Entries linking to slicer
"cut in relatively broad, thin pieces; cut into or through with a sharp instrument," late 15c., sclicen, from Old French esclicier, from escliz "splinter, fragment" (see slice (n.1)). The original reference is to beef. The sense in golfing, etc. is by 1890, "draw the face of the club across (the ball) in the act of hitting it," so called for the motion. Related: Sliced; slicing.
No matter how thick or how thin you slice it it's still baloney. [Carl Sandburg, "The People, Yes," 1936]
Sliced bread, of a loaf pre-cut into slices, is attested from 1929 and was touted in advertisements; with the phrase greatest thing since ... it is attested by 1969.

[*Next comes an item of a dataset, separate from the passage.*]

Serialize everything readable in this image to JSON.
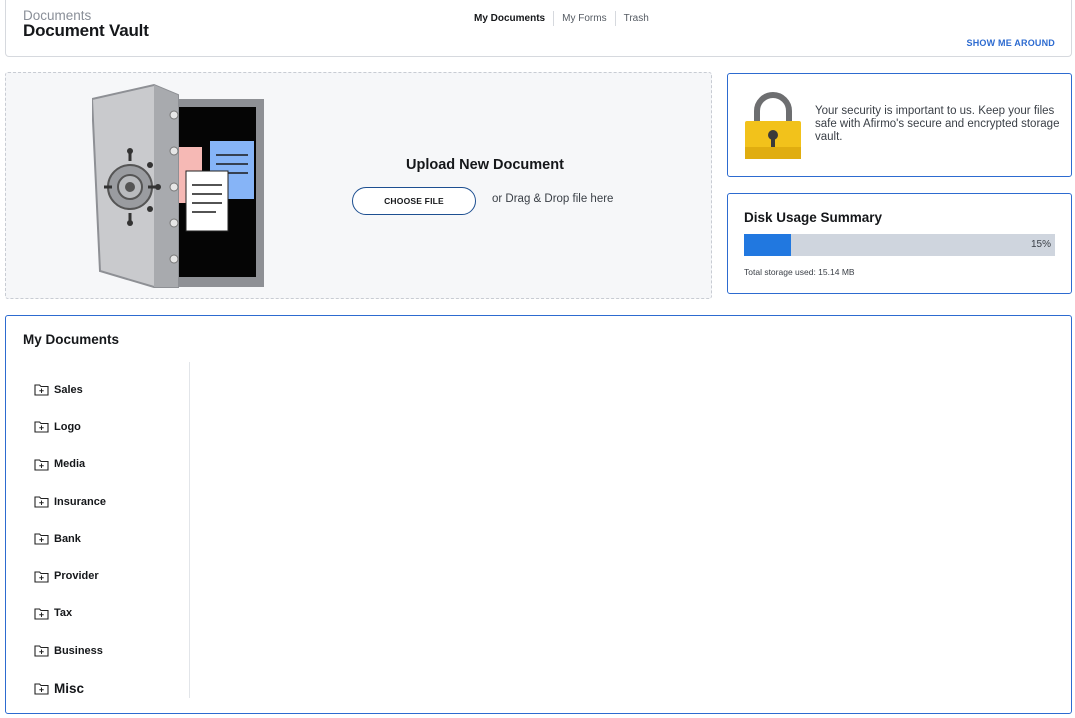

With the advent of ready sliced bread the bread board, the bread knife and the slicing machine pass out of the picture. Sliced bread is a radical departure in the baking industry and although the Weber Baking Company will continue to supply the trade with unsliced loaves, the company anticipates an unusual run on the ready sliced loaf. [Western Hospital Review, vol. xiv, 1929]

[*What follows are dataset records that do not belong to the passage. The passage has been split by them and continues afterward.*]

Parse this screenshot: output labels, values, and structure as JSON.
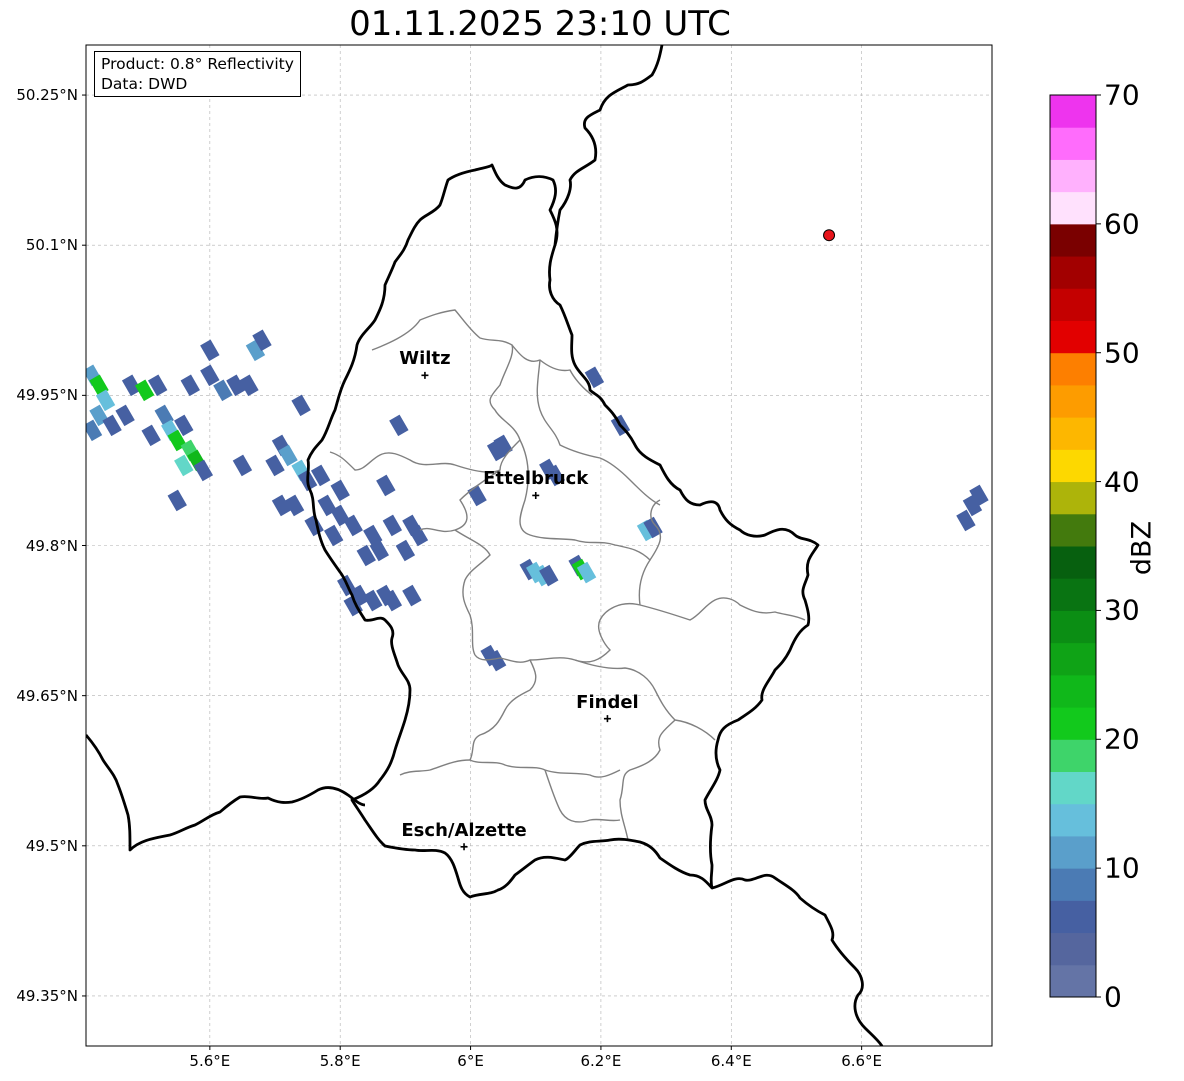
{
  "title": "01.11.2025 23:10 UTC",
  "info": {
    "product": "Product: 0.8° Reflectivity",
    "data": "Data: DWD"
  },
  "axes": {
    "lat_labels": [
      "50.25°N",
      "50.1°N",
      "49.95°N",
      "49.8°N",
      "49.65°N",
      "49.5°N",
      "49.35°N"
    ],
    "lat_values": [
      50.25,
      50.1,
      49.95,
      49.8,
      49.65,
      49.5,
      49.35
    ],
    "lon_labels": [
      "5.6°E",
      "5.8°E",
      "6°E",
      "6.2°E",
      "6.4°E",
      "6.6°E"
    ],
    "lon_values": [
      5.6,
      5.8,
      6.0,
      6.2,
      6.4,
      6.6
    ],
    "lon_range": [
      5.41,
      6.8
    ],
    "lat_range": [
      49.3,
      50.3
    ]
  },
  "cities": [
    {
      "name": "Wiltz",
      "lon": 5.93,
      "lat": 49.97
    },
    {
      "name": "Ettelbruck",
      "lon": 6.1,
      "lat": 49.85
    },
    {
      "name": "Findel",
      "lon": 6.21,
      "lat": 49.627
    },
    {
      "name": "Esch/Alzette",
      "lon": 5.99,
      "lat": 49.499
    }
  ],
  "radar_site": {
    "lon": 6.55,
    "lat": 50.11,
    "color": "#e8141b"
  },
  "colorbar": {
    "label": "dBZ",
    "min": 0,
    "max": 70,
    "ticks": [
      "0",
      "10",
      "20",
      "30",
      "40",
      "50",
      "60",
      "70"
    ],
    "colors": [
      "#6474a6",
      "#55669e",
      "#4660a2",
      "#4b7bb4",
      "#5a9fcb",
      "#66bfdc",
      "#62d7c8",
      "#3ed46a",
      "#12c91c",
      "#10b81a",
      "#0fa316",
      "#0b8e14",
      "#097412",
      "#07600f",
      "#437a0d",
      "#adb40a",
      "#fdd800",
      "#fdb700",
      "#fd9c00",
      "#fd7f00",
      "#e20000",
      "#c40000",
      "#a20000",
      "#7a0000",
      "#ffe1fd",
      "#ffb1fd",
      "#ff6cfc",
      "#ee34ee"
    ]
  },
  "echoes": [
    {
      "lon": 5.42,
      "lat": 49.97,
      "dbz": 12
    },
    {
      "lon": 5.43,
      "lat": 49.96,
      "dbz": 22
    },
    {
      "lon": 5.44,
      "lat": 49.945,
      "dbz": 14
    },
    {
      "lon": 5.43,
      "lat": 49.93,
      "dbz": 10
    },
    {
      "lon": 5.45,
      "lat": 49.92,
      "dbz": 6
    },
    {
      "lon": 5.42,
      "lat": 49.915,
      "dbz": 8
    },
    {
      "lon": 5.48,
      "lat": 49.96,
      "dbz": 6
    },
    {
      "lon": 5.5,
      "lat": 49.955,
      "dbz": 20
    },
    {
      "lon": 5.52,
      "lat": 49.96,
      "dbz": 6
    },
    {
      "lon": 5.47,
      "lat": 49.93,
      "dbz": 6
    },
    {
      "lon": 5.53,
      "lat": 49.93,
      "dbz": 8
    },
    {
      "lon": 5.54,
      "lat": 49.915,
      "dbz": 13
    },
    {
      "lon": 5.55,
      "lat": 49.905,
      "dbz": 22
    },
    {
      "lon": 5.56,
      "lat": 49.92,
      "dbz": 6
    },
    {
      "lon": 5.57,
      "lat": 49.895,
      "dbz": 18
    },
    {
      "lon": 5.58,
      "lat": 49.885,
      "dbz": 23
    },
    {
      "lon": 5.59,
      "lat": 49.875,
      "dbz": 7
    },
    {
      "lon": 5.56,
      "lat": 49.88,
      "dbz": 15
    },
    {
      "lon": 5.51,
      "lat": 49.91,
      "dbz": 6
    },
    {
      "lon": 5.55,
      "lat": 49.845,
      "dbz": 6
    },
    {
      "lon": 5.57,
      "lat": 49.96,
      "dbz": 6
    },
    {
      "lon": 5.6,
      "lat": 49.97,
      "dbz": 6
    },
    {
      "lon": 5.62,
      "lat": 49.955,
      "dbz": 8
    },
    {
      "lon": 5.64,
      "lat": 49.96,
      "dbz": 6
    },
    {
      "lon": 5.66,
      "lat": 49.96,
      "dbz": 6
    },
    {
      "lon": 5.6,
      "lat": 49.995,
      "dbz": 6
    },
    {
      "lon": 5.67,
      "lat": 49.995,
      "dbz": 10
    },
    {
      "lon": 5.68,
      "lat": 50.005,
      "dbz": 6
    },
    {
      "lon": 5.65,
      "lat": 49.88,
      "dbz": 6
    },
    {
      "lon": 5.71,
      "lat": 49.9,
      "dbz": 6
    },
    {
      "lon": 5.72,
      "lat": 49.89,
      "dbz": 12
    },
    {
      "lon": 5.74,
      "lat": 49.875,
      "dbz": 14
    },
    {
      "lon": 5.75,
      "lat": 49.865,
      "dbz": 6
    },
    {
      "lon": 5.7,
      "lat": 49.88,
      "dbz": 6
    },
    {
      "lon": 5.73,
      "lat": 49.84,
      "dbz": 6
    },
    {
      "lon": 5.71,
      "lat": 49.84,
      "dbz": 6
    },
    {
      "lon": 5.74,
      "lat": 49.94,
      "dbz": 6
    },
    {
      "lon": 5.77,
      "lat": 49.87,
      "dbz": 6
    },
    {
      "lon": 5.78,
      "lat": 49.84,
      "dbz": 6
    },
    {
      "lon": 5.8,
      "lat": 49.83,
      "dbz": 6
    },
    {
      "lon": 5.82,
      "lat": 49.82,
      "dbz": 6
    },
    {
      "lon": 5.79,
      "lat": 49.81,
      "dbz": 6
    },
    {
      "lon": 5.76,
      "lat": 49.82,
      "dbz": 6
    },
    {
      "lon": 5.8,
      "lat": 49.855,
      "dbz": 6
    },
    {
      "lon": 5.85,
      "lat": 49.81,
      "dbz": 6
    },
    {
      "lon": 5.86,
      "lat": 49.795,
      "dbz": 6
    },
    {
      "lon": 5.84,
      "lat": 49.79,
      "dbz": 6
    },
    {
      "lon": 5.88,
      "lat": 49.82,
      "dbz": 6
    },
    {
      "lon": 5.9,
      "lat": 49.795,
      "dbz": 6
    },
    {
      "lon": 5.81,
      "lat": 49.76,
      "dbz": 6
    },
    {
      "lon": 5.83,
      "lat": 49.75,
      "dbz": 6
    },
    {
      "lon": 5.85,
      "lat": 49.745,
      "dbz": 6
    },
    {
      "lon": 5.82,
      "lat": 49.74,
      "dbz": 6
    },
    {
      "lon": 5.87,
      "lat": 49.75,
      "dbz": 6
    },
    {
      "lon": 5.88,
      "lat": 49.745,
      "dbz": 6
    },
    {
      "lon": 5.91,
      "lat": 49.82,
      "dbz": 6
    },
    {
      "lon": 5.92,
      "lat": 49.81,
      "dbz": 6
    },
    {
      "lon": 5.89,
      "lat": 49.92,
      "dbz": 6
    },
    {
      "lon": 5.87,
      "lat": 49.86,
      "dbz": 6
    },
    {
      "lon": 6.04,
      "lat": 49.895,
      "dbz": 6
    },
    {
      "lon": 6.05,
      "lat": 49.9,
      "dbz": 6
    },
    {
      "lon": 6.01,
      "lat": 49.85,
      "dbz": 6
    },
    {
      "lon": 6.12,
      "lat": 49.876,
      "dbz": 6
    },
    {
      "lon": 6.13,
      "lat": 49.87,
      "dbz": 6
    },
    {
      "lon": 6.09,
      "lat": 49.776,
      "dbz": 6
    },
    {
      "lon": 6.1,
      "lat": 49.773,
      "dbz": 13
    },
    {
      "lon": 6.11,
      "lat": 49.77,
      "dbz": 14
    },
    {
      "lon": 6.12,
      "lat": 49.77,
      "dbz": 6
    },
    {
      "lon": 6.165,
      "lat": 49.78,
      "dbz": 6
    },
    {
      "lon": 6.17,
      "lat": 49.776,
      "dbz": 22
    },
    {
      "lon": 6.178,
      "lat": 49.773,
      "dbz": 14
    },
    {
      "lon": 6.27,
      "lat": 49.815,
      "dbz": 14
    },
    {
      "lon": 6.28,
      "lat": 49.818,
      "dbz": 6
    },
    {
      "lon": 6.03,
      "lat": 49.69,
      "dbz": 6
    },
    {
      "lon": 6.04,
      "lat": 49.685,
      "dbz": 6
    },
    {
      "lon": 6.78,
      "lat": 49.85,
      "dbz": 6
    },
    {
      "lon": 6.77,
      "lat": 49.84,
      "dbz": 6
    },
    {
      "lon": 6.76,
      "lat": 49.825,
      "dbz": 6
    },
    {
      "lon": 6.19,
      "lat": 49.968,
      "dbz": 6
    },
    {
      "lon": 6.23,
      "lat": 49.92,
      "dbz": 6
    },
    {
      "lon": 5.91,
      "lat": 49.75,
      "dbz": 6
    }
  ]
}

c. 1300, sclice, "a splinter, a fragment," from Old French escliz "splinter, broken piece of wood" (Anglo-French sclice, Modern French éclisse), a back-formation from esclicier "to splinter, shatter, smash," from Frankish *slitan "to split" or some other Germanic source (compare Old High German slihhan; see slit (v.)).
The meaning "thin, broad piece cut from something" emerged early 15c., with thereafter many technical applications to specific thin, broad things. Slice of life (1895) translates French tranche de la vie, a term from French Naturalist literature.
updated on January 04, 2023